**EXERCISE PROMPT:** In the data below, find each line that contains the word "DICOM" and copy it.

==== RECORDS PROVIDED

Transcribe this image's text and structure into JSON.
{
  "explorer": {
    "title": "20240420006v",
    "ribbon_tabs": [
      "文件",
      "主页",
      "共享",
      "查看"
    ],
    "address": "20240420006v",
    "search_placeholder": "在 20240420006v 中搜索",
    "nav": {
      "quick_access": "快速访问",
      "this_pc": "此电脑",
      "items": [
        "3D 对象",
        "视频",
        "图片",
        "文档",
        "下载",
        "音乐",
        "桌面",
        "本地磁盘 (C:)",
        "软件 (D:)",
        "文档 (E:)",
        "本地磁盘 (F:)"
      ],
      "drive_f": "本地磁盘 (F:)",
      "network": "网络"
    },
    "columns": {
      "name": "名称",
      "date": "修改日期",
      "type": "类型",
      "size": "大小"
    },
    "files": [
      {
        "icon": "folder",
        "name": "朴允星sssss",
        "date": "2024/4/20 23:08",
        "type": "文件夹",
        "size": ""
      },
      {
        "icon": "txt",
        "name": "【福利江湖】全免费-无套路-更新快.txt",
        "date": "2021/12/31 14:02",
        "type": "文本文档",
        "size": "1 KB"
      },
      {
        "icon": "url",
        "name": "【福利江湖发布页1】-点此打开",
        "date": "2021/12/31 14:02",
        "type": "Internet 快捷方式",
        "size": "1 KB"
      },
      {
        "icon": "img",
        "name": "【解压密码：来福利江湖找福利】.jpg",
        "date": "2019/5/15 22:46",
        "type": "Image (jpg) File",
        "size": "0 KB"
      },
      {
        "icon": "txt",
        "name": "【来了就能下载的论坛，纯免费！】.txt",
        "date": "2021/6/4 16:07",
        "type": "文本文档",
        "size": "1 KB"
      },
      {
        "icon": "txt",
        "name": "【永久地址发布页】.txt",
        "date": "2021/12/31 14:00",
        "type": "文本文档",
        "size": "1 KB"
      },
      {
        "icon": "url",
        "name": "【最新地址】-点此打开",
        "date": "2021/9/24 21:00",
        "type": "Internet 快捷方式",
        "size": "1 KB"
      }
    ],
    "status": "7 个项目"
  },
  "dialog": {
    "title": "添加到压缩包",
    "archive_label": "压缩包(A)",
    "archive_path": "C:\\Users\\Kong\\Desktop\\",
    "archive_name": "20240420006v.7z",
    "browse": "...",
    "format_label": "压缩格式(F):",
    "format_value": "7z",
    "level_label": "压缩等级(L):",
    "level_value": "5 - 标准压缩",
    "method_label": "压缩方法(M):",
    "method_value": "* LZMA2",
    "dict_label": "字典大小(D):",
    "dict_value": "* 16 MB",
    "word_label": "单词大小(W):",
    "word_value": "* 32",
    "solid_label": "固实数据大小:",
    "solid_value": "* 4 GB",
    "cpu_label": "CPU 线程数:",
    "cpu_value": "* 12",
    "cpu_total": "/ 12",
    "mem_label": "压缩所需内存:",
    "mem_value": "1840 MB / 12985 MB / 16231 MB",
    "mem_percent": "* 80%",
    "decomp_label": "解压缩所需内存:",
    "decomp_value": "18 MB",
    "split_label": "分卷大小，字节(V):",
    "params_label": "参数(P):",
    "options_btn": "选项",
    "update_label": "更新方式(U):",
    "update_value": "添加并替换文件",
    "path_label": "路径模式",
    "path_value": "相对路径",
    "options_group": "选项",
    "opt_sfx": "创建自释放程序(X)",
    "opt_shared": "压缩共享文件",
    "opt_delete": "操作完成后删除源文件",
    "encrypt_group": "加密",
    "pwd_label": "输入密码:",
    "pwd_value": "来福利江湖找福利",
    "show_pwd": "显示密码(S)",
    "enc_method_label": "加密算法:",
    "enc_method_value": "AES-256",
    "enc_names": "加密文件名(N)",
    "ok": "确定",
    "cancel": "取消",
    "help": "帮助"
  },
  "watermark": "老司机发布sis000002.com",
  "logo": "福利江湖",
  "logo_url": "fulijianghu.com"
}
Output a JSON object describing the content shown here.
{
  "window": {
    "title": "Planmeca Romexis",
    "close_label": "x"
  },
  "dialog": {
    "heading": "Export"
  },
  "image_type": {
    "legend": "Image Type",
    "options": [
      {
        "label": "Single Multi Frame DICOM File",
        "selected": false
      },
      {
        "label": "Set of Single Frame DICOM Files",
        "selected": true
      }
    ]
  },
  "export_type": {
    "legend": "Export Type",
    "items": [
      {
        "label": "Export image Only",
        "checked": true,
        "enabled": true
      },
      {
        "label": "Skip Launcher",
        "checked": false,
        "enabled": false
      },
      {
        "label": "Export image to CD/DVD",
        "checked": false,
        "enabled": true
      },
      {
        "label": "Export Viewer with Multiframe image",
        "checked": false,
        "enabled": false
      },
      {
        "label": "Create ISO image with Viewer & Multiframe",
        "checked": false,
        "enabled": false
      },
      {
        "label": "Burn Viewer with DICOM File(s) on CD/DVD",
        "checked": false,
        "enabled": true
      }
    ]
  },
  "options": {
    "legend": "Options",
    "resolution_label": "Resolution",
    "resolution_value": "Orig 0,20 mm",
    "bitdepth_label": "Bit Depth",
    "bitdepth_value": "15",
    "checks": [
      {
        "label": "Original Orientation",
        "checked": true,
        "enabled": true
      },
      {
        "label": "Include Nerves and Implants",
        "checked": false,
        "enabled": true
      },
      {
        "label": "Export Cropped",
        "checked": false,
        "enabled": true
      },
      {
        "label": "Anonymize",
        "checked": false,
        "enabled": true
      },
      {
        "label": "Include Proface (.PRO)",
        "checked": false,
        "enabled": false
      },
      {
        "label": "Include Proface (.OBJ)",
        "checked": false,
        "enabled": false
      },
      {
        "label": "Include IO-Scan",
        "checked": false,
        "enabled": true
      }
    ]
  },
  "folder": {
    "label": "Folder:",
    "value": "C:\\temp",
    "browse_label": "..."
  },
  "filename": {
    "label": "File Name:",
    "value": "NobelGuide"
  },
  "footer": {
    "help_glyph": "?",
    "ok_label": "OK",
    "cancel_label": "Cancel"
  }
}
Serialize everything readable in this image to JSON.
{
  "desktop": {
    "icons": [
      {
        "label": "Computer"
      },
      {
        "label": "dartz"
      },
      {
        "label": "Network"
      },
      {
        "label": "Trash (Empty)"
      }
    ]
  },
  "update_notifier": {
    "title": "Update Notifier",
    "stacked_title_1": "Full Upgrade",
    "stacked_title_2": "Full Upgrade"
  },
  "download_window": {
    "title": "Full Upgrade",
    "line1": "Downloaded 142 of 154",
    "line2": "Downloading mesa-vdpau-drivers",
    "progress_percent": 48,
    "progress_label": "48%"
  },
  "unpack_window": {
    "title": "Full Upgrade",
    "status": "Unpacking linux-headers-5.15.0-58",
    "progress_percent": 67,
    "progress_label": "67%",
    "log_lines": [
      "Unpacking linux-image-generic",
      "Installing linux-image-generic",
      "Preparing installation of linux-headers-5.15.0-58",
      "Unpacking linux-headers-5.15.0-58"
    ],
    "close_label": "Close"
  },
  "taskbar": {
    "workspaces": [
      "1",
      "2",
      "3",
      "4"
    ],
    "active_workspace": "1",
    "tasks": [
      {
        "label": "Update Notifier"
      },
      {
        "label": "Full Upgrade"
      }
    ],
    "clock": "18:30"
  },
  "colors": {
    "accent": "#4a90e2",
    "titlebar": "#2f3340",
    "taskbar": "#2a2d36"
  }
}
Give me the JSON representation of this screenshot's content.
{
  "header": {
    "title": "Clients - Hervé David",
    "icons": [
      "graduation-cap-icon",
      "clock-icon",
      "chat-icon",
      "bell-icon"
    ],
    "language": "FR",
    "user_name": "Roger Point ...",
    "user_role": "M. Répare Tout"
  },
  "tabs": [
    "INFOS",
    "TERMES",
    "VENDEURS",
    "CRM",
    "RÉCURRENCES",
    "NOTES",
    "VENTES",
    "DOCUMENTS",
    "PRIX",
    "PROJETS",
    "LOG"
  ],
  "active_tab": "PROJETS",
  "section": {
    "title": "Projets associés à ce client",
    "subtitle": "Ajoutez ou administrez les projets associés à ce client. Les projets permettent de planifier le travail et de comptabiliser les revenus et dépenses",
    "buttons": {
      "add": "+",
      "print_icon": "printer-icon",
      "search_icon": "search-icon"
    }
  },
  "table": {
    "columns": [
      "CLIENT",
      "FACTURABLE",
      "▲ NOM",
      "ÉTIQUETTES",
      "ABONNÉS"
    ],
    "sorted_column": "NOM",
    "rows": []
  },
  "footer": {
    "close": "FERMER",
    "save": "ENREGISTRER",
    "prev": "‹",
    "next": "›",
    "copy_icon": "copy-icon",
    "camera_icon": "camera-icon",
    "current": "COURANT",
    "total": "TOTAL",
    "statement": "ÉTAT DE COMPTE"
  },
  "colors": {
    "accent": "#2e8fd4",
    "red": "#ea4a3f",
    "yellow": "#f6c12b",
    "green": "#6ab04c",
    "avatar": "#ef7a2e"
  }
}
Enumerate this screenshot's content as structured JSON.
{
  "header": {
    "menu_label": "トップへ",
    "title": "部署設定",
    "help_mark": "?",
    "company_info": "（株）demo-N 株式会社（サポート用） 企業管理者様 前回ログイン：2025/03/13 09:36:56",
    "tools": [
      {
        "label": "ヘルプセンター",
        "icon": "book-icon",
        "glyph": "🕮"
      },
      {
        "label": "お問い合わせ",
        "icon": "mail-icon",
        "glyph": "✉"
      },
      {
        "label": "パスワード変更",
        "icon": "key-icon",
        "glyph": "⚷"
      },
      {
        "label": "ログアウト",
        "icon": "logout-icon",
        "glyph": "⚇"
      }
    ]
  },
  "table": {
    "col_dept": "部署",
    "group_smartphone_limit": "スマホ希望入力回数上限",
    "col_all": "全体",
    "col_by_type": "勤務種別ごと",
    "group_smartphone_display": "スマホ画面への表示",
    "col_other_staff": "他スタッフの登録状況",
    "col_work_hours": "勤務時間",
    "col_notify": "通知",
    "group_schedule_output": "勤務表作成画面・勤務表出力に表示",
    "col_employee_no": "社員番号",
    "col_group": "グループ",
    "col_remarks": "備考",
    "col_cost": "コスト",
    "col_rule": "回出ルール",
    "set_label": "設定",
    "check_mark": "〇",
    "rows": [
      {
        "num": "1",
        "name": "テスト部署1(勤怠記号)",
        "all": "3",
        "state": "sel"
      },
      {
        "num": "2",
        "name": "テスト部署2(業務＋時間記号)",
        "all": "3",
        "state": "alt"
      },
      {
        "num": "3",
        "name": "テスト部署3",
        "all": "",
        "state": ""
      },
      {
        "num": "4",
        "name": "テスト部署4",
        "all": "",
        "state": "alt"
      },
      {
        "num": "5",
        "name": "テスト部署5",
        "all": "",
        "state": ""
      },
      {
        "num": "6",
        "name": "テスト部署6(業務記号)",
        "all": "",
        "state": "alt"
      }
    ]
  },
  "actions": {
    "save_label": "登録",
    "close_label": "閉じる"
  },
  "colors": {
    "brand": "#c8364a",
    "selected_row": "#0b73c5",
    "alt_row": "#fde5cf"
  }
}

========

**WRITTEN SOLUTION:**
        "label": "Single Multi Frame DICOM File",
        "label": "Set of Single Frame DICOM Files",
        "label": "Burn Viewer with DICOM File(s) on CD/DVD",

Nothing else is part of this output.